+++ Supplied data +++

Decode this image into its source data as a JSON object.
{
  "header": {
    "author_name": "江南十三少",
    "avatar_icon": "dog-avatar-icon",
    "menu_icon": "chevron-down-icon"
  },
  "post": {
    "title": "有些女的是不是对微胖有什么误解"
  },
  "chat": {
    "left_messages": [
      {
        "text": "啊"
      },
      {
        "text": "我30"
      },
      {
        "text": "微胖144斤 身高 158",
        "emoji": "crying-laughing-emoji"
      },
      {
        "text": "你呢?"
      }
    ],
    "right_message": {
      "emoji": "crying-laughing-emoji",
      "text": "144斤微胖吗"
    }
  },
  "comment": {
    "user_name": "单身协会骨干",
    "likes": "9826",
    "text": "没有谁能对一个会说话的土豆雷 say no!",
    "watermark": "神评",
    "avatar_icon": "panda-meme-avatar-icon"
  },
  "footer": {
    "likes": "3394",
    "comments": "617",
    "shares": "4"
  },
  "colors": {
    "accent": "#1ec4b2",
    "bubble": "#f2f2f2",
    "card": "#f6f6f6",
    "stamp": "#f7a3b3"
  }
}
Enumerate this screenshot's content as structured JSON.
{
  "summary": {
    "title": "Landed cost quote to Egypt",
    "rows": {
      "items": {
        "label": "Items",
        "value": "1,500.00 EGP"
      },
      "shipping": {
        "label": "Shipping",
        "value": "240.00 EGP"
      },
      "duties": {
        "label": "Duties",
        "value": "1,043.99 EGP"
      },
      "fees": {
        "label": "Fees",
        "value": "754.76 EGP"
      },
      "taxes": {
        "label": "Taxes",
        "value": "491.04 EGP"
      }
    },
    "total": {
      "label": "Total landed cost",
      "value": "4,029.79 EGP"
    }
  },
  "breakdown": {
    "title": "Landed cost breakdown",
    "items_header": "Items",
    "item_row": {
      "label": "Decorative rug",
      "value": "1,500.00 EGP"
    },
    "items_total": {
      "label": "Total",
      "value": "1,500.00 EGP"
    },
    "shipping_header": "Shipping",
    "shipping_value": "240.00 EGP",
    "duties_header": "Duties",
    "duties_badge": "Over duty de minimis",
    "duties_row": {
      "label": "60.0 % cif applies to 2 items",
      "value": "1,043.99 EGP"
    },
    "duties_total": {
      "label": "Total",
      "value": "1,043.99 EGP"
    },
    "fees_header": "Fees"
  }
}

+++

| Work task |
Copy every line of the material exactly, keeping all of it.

| Result for this exercise |
Decode this image into its source data as a JSON object.
{
  "header": {
    "author_name": "江南十三少",
    "avatar_icon": "dog-avatar-icon",
    "menu_icon": "chevron-down-icon"
  },
  "post": {
    "title": "有些女的是不是对微胖有什么误解"
  },
  "chat": {
    "left_messages": [
      {
        "text": "啊"
      },
      {
        "text": "我30"
      },
      {
        "text": "微胖144斤 身高 158",
        "emoji": "crying-laughing-emoji"
      },
      {
        "text": "你呢?"
      }
    ],
    "right_message": {
      "emoji": "crying-laughing-emoji",
      "text": "144斤微胖吗"
    }
  },
  "comment": {
    "user_name": "单身协会骨干",
    "likes": "9826",
    "text": "没有谁能对一个会说话的土豆雷 say no!",
    "watermark": "神评",
    "avatar_icon": "panda-meme-avatar-icon"
  },
  "footer": {
    "likes": "3394",
    "comments": "617",
    "shares": "4"
  },
  "colors": {
    "accent": "#1ec4b2",
    "bubble": "#f2f2f2",
    "card": "#f6f6f6",
    "stamp": "#f7a3b3"
  }
}
Enumerate this screenshot's content as structured JSON.
{
  "summary": {
    "title": "Landed cost quote to Egypt",
    "rows": {
      "items": {
        "label": "Items",
        "value": "1,500.00 EGP"
      },
      "shipping": {
        "label": "Shipping",
        "value": "240.00 EGP"
      },
      "duties": {
        "label": "Duties",
        "value": "1,043.99 EGP"
      },
      "fees": {
        "label": "Fees",
        "value": "754.76 EGP"
      },
      "taxes": {
        "label": "Taxes",
        "value": "491.04 EGP"
      }
    },
    "total": {
      "label": "Total landed cost",
      "value": "4,029.79 EGP"
    }
  },
  "breakdown": {
    "title": "Landed cost breakdown",
    "items_header": "Items",
    "item_row": {
      "label": "Decorative rug",
      "value": "1,500.00 EGP"
    },
    "items_total": {
      "label": "Total",
      "value": "1,500.00 EGP"
    },
    "shipping_header": "Shipping",
    "shipping_value": "240.00 EGP",
    "duties_header": "Duties",
    "duties_badge": "Over duty de minimis",
    "duties_row": {
      "label": "60.0 % cif applies to 2 items",
      "value": "1,043.99 EGP"
    },
    "duties_total": {
      "label": "Total",
      "value": "1,043.99 EGP"
    },
    "fees_header": "Fees"
  }
}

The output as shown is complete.